Reaching the “last mile” in Cambodia’s rural healthcare system
  • February 16, 2016

The"Promoting Local Development through Decentralized Health Service Delivery (LDHSS)" was specifically developed to support the transfer of primary public healthcare functions from central government to the district administrations. Upon its completion, some rural area in Cambodia have benefitted from its efforts in reaching these secluded communes.

For example, the Kandieng health center provides a unique example of where local government in Cambodia has now the capacity to blend funding streams to develop a quality rural healthcare facility.

The main health center has been rebuilt using a mixed funding arrangement from a Cambodian expatriate who owned a US-based dental practice. The LDHSS grant was used to provide for the electrical installation for the new building and to construct a new high temperature incinerator and latrine facilities.

Today, local citizens in Kandieng district have access to a modern fully equipped heath center on a “24/7” basis.

Another example can be found in another part of the country. Boeung Bort Handol Health Centre exemplifies “the last mile” philosophy that is adopted by UNCDF to ensure full inclusivity. The Boeung Bort Handol Health Centre is located in rural countryside that is accessed by a single earthwork road. The health center is located at the end of this rural road and services a series of isolated communes.

The LDHHS grant has allowed support for the “last mile” to be realized in one of the most isolated locations in the Pursat province. The health center staff cited the benefits that the new facility has brought to the community through providing a level of hospitality service to patients and their immediate family members.

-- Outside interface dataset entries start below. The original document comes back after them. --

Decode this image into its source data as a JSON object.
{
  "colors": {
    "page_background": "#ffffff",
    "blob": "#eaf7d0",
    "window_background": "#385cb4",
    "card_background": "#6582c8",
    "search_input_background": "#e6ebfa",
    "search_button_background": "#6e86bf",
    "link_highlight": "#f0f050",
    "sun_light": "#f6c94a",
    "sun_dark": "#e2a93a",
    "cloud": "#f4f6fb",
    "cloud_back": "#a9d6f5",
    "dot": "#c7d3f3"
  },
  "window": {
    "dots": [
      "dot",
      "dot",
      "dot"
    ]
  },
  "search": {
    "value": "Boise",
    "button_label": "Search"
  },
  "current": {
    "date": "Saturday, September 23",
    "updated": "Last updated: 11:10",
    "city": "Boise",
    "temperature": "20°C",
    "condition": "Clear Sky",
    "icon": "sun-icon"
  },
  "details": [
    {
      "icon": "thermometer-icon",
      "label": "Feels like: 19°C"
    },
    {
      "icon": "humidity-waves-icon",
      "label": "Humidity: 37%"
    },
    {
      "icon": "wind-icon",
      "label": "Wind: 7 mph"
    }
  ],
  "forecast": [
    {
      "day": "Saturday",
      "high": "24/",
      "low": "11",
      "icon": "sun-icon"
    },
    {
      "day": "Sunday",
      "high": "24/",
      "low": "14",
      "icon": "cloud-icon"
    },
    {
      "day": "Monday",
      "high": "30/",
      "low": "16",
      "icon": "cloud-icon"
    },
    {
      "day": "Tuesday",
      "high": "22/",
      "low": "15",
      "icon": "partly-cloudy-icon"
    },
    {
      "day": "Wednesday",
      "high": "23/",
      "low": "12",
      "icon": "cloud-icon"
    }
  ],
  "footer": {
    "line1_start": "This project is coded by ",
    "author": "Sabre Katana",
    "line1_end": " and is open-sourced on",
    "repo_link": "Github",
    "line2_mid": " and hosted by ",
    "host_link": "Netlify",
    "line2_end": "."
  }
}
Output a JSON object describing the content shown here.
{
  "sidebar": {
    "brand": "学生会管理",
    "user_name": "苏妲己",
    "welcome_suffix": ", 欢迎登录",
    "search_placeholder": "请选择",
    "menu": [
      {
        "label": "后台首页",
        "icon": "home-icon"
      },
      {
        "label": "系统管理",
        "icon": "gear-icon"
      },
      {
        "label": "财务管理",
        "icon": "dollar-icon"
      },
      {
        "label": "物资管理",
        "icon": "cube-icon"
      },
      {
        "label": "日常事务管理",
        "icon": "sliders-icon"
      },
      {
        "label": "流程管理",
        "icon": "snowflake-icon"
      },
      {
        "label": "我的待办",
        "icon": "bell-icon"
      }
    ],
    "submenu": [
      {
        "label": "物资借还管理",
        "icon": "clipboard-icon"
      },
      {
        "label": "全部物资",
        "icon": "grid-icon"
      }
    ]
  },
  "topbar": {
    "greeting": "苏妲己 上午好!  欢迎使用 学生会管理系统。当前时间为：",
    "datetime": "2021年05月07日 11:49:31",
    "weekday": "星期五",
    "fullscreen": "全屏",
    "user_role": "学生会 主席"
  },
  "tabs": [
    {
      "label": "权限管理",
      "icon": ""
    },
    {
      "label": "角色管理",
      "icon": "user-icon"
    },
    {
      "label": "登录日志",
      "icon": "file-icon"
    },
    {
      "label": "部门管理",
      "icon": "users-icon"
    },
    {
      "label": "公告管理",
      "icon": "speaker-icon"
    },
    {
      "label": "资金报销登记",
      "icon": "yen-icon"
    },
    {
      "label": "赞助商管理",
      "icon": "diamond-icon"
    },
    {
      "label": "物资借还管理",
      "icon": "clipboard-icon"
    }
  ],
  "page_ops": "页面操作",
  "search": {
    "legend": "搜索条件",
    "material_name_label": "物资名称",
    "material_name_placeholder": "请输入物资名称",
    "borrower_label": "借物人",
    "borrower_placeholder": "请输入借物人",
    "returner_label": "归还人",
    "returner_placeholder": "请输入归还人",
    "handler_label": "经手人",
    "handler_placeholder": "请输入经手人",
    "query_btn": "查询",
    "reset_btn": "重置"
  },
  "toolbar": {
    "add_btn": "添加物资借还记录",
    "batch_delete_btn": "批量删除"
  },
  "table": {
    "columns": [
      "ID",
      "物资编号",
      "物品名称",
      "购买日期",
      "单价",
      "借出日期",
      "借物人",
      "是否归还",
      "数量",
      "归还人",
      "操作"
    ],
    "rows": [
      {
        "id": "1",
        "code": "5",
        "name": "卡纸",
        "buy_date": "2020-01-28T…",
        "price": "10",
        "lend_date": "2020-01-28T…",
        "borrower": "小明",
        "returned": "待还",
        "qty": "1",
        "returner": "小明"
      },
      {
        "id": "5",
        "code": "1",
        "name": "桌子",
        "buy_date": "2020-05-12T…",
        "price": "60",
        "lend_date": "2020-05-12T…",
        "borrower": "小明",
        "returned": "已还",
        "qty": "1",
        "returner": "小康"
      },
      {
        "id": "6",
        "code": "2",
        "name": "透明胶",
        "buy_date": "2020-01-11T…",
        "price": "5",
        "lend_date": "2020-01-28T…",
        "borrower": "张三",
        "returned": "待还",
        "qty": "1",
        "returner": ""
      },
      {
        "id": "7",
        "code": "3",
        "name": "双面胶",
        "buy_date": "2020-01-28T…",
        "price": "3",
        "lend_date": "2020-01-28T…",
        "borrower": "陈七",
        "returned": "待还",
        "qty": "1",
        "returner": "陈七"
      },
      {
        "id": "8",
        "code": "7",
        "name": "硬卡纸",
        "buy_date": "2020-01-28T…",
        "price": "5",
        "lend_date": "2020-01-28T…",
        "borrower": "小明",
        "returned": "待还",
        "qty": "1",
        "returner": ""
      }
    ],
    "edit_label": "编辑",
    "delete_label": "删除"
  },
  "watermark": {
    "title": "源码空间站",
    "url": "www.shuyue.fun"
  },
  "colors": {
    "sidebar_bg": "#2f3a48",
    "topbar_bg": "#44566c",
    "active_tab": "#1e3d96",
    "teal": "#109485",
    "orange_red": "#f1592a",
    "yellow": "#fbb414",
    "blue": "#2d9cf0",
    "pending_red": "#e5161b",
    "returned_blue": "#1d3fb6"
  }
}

The LDHSS grant has been utilized to construct a reception and waiting area for patients and, also, the reconstruction of a high-temperature medical incinerator. The reception area has an extended rain-protected veranda and seating area. This makes for a better and more organized accommodation of patients and their families, especially considering the options of healthcare services these rural areas have within reach.  

The reception waiting area also allows for the health center to effectively display information leaflets and posters that have been developed by various health sector support projects, advocating improved levels of hygiene, vaccinations and general healthcare.

Mr. Paul Martin, the Regional Technical Advisor for Local Development Finance in the Bangkok UNCDF office, explained: “The performance-based grants (PBGs) have been purposefully designed to introduce the concept of maintenance and access budgeting into local government processes to enhance service delivery. In most cases previous PBGs have been dedicated to build small-scale social and economic infrastructures for which maintenance was not considered. This has resulted in the reduction of service provision due to wear and tear on these infrastructures. With a lack of earmarked budget to maintain such assets, many have fallen into disrepair. The new PBG mechanisms introduced by LDHSS have allowed local governments to introduce new budget mechanisms and controls to factor in maintenance costs as an essential item to ensure access to and provision of locally-owned basic public services.”

The project aimed at supporting the Cambodian Government to improve responsiveness, accountability and budget execution efficiency in planning, financing and delivery of local public health functions. This was done with the funding and support of the Australian Department of Foreign Affairs and Trade (DFAT).